• EXERCISE DATA

◇ ◇ ◇ ◇ ◇

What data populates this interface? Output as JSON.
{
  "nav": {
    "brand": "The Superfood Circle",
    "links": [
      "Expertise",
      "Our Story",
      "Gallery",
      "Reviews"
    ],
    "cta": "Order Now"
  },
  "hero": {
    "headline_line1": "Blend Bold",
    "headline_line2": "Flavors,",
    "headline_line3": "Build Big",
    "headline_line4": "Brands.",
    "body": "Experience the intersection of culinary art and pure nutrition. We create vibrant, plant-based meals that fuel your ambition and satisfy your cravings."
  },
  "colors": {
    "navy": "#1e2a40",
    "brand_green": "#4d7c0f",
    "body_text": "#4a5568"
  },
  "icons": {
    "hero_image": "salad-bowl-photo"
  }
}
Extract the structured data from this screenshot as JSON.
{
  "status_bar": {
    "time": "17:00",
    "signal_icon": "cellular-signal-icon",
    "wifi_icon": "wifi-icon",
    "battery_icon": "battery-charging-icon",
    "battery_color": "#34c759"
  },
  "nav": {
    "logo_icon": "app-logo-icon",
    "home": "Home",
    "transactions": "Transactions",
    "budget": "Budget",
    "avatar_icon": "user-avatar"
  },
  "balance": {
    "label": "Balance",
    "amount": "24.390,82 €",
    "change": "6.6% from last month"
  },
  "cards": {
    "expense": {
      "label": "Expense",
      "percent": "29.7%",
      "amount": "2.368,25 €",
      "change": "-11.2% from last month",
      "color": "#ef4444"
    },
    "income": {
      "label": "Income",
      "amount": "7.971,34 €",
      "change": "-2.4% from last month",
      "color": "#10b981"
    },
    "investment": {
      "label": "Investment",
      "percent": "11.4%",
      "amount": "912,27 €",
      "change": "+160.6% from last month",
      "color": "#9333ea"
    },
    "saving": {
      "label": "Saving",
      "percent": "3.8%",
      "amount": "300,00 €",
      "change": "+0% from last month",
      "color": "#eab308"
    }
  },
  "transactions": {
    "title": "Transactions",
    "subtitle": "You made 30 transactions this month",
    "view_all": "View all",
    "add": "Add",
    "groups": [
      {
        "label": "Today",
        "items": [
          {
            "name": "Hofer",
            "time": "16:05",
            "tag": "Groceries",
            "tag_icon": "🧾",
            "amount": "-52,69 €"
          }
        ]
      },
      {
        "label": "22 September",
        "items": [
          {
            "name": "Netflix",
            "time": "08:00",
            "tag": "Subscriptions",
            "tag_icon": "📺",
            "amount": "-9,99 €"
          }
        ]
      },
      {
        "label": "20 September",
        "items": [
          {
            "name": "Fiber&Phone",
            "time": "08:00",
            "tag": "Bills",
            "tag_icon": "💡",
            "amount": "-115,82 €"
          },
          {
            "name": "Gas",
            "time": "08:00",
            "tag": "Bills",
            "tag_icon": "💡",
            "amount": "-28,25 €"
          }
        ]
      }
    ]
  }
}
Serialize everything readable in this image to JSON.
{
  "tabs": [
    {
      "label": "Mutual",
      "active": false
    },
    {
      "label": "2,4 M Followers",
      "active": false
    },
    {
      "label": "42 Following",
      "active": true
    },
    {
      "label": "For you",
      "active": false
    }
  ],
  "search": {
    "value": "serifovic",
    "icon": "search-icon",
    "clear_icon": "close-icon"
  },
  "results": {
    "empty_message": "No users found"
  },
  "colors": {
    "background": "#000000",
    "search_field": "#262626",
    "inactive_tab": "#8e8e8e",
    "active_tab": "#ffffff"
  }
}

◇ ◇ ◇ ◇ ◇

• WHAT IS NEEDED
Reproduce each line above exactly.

• ANSWER TO THE PROBLEM
What data populates this interface? Output as JSON.
{
  "nav": {
    "brand": "The Superfood Circle",
    "links": [
      "Expertise",
      "Our Story",
      "Gallery",
      "Reviews"
    ],
    "cta": "Order Now"
  },
  "hero": {
    "headline_line1": "Blend Bold",
    "headline_line2": "Flavors,",
    "headline_line3": "Build Big",
    "headline_line4": "Brands.",
    "body": "Experience the intersection of culinary art and pure nutrition. We create vibrant, plant-based meals that fuel your ambition and satisfy your cravings."
  },
  "colors": {
    "navy": "#1e2a40",
    "brand_green": "#4d7c0f",
    "body_text": "#4a5568"
  },
  "icons": {
    "hero_image": "salad-bowl-photo"
  }
}
Extract the structured data from this screenshot as JSON.
{
  "status_bar": {
    "time": "17:00",
    "signal_icon": "cellular-signal-icon",
    "wifi_icon": "wifi-icon",
    "battery_icon": "battery-charging-icon",
    "battery_color": "#34c759"
  },
  "nav": {
    "logo_icon": "app-logo-icon",
    "home": "Home",
    "transactions": "Transactions",
    "budget": "Budget",
    "avatar_icon": "user-avatar"
  },
  "balance": {
    "label": "Balance",
    "amount": "24.390,82 €",
    "change": "6.6% from last month"
  },
  "cards": {
    "expense": {
      "label": "Expense",
      "percent": "29.7%",
      "amount": "2.368,25 €",
      "change": "-11.2% from last month",
      "color": "#ef4444"
    },
    "income": {
      "label": "Income",
      "amount": "7.971,34 €",
      "change": "-2.4% from last month",
      "color": "#10b981"
    },
    "investment": {
      "label": "Investment",
      "percent": "11.4%",
      "amount": "912,27 €",
      "change": "+160.6% from last month",
      "color": "#9333ea"
    },
    "saving": {
      "label": "Saving",
      "percent": "3.8%",
      "amount": "300,00 €",
      "change": "+0% from last month",
      "color": "#eab308"
    }
  },
  "transactions": {
    "title": "Transactions",
    "subtitle": "You made 30 transactions this month",
    "view_all": "View all",
    "add": "Add",
    "groups": [
      {
        "label": "Today",
        "items": [
          {
            "name": "Hofer",
            "time": "16:05",
            "tag": "Groceries",
            "tag_icon": "🧾",
            "amount": "-52,69 €"
          }
        ]
      },
      {
        "label": "22 September",
        "items": [
          {
            "name": "Netflix",
            "time": "08:00",
            "tag": "Subscriptions",
            "tag_icon": "📺",
            "amount": "-9,99 €"
          }
        ]
      },
      {
        "label": "20 September",
        "items": [
          {
            "name": "Fiber&Phone",
            "time": "08:00",
            "tag": "Bills",
            "tag_icon": "💡",
            "amount": "-115,82 €"
          },
          {
            "name": "Gas",
            "time": "08:00",
            "tag": "Bills",
            "tag_icon": "💡",
            "amount": "-28,25 €"
          }
        ]
      }
    ]
  }
}
Serialize everything readable in this image to JSON.
{
  "tabs": [
    {
      "label": "Mutual",
      "active": false
    },
    {
      "label": "2,4 M Followers",
      "active": false
    },
    {
      "label": "42 Following",
      "active": true
    },
    {
      "label": "For you",
      "active": false
    }
  ],
  "search": {
    "value": "serifovic",
    "icon": "search-icon",
    "clear_icon": "close-icon"
  },
  "results": {
    "empty_message": "No users found"
  },
  "colors": {
    "background": "#000000",
    "search_field": "#262626",
    "inactive_tab": "#8e8e8e",
    "active_tab": "#ffffff"
  }
}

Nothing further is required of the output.